Step one: “Who you gonna call?” An exterminator didn’t seem appropriate. Since we were dealing with the spirit world, I needed someone with connections. I called the minister at my church and explained that I had a ghost in my house and asked if he had any suggestions on how to get rid of it. After a dead silence (sorry about that) he said he would get back to me.
When I realized the good reverend wasn’t going to return my call, I remembered that Methodists don’t believe in ghosts. What I needed was an exorcist.
I called the neighborhood Catholic Church and asked to speak to a priest. I was transferred to Father Morel. I said I wasn’t Catholic, but I really didn’t know who else to call. I expected him to laugh at me when I explained the reason for my dilemma and asked if he could help. He somberly replied, “I’ve heard this before” then said, “Father O’Reilly can be there around noon to bless your house.”
At 12:15, I heard someone knock on my door. The doorbell was disconnected because Mr. Patrillo liked ringing it late at night ~ that’s in addition to honking our car horn.
Father O’Reilly asked the name of the deceased and said he would sprinkle Holy Water and say a prayer in the rooms where we felt his presence.
“Will we need a second application?” I asked, “Or will one do?” I don’t think he heard me because he didn’t answer.
The elderly priest draped a stole around his shoulders then reached into his pocket for a container that looked like a small Tupperware vial. I have attended many Tupperware parties but I couldn’t recall a single one where the hostess held up a small bottle and said, “This cheery little container is perfect for holding Holy Water during those dreary exorcisms."
The priest walked around the first floor sprinkling Holy Water. “Well, that’s it.” He said.
“Could I ask you to bless my basement? That’s where Mr. Patrillo died.”
After blessing the basement, he climbed the stairs, nearly out of breath, and headed to the front door.
“What about upstairs?” I asked.
“Faith and Begorrah” he mumbled.
I followed the old priest upstairs where he blessed the bedrooms.
As he turned to leave, he saw it.
I looked at him pleadingly.
Horror was in his eyes. I knew what he was thinking. He looked at me as if to say, ‘please don’t ask.’ It was a stalemate. One of us would have to speak first. I held out the longest.
“The attic?” he asked.
I sighed and looked at him apologetically. “Father O’Reilly, I would be very grateful if you would bless the attic.”
He looked up at the steep, narrow steps. Then at me. He looked up at the steps again counting them with his eyes. Then he removed the cap from the Tupperware bottle and sprinkled the first few steps. Leaning toward me and with a twinkle in his green eyes, said with a wink, “Prayers have a tendency to rise.”
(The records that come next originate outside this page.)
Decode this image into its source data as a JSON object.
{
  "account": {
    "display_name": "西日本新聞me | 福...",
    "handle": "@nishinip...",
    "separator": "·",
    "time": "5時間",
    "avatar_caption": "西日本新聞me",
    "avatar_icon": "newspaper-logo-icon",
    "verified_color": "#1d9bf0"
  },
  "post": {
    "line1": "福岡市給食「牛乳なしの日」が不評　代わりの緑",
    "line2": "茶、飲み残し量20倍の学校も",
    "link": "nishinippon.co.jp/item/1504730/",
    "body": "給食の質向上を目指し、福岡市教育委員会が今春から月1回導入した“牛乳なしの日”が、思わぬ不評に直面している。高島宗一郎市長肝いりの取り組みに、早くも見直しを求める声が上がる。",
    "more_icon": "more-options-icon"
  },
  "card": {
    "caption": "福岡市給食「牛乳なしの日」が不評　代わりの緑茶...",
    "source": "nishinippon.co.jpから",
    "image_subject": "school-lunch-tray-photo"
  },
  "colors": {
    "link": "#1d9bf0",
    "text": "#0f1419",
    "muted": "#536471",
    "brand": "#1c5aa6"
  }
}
I had several questions, like is there a charge for this service and if so, how much? Do I pay him or will I be billed? Is there a guarantee if it doesn’t work? A service contract?
As he started to leave I said, “Father O’Reilly, may I pay you for your time?”
He declined payment.
“At least let me make a donation to your church.” I insisted.
He slid my check into his pocket and thanked me.
I don’t know what happened to Mr. Patrillo after that. I do know that we were finally able to sleep through the night, lights stopped turning on and off, objects no longer moved by themselves or disappeared, and we weren't quite as popular at dinner parties.
I can’t honestly say I missed our ghost, although I didn't like paying carpenters to repair things Mr. Patrillo did for free.
Was calling a priest to exorcise our wandering spirit the right thing to do? Yes, I think so. Perhaps Mr. Patrillo was confused and couldn’t understand why strangers were living in his house. Maybe he was trying to get our attention because he desperately wanted to leave but didn’t know how.
Looking back on those years long ago, I feel as if I helped a friend leave a place where he longer belonged and embark on a beautiful celestial journey.
Goodbye, Mr. Patrillo. And Thanks.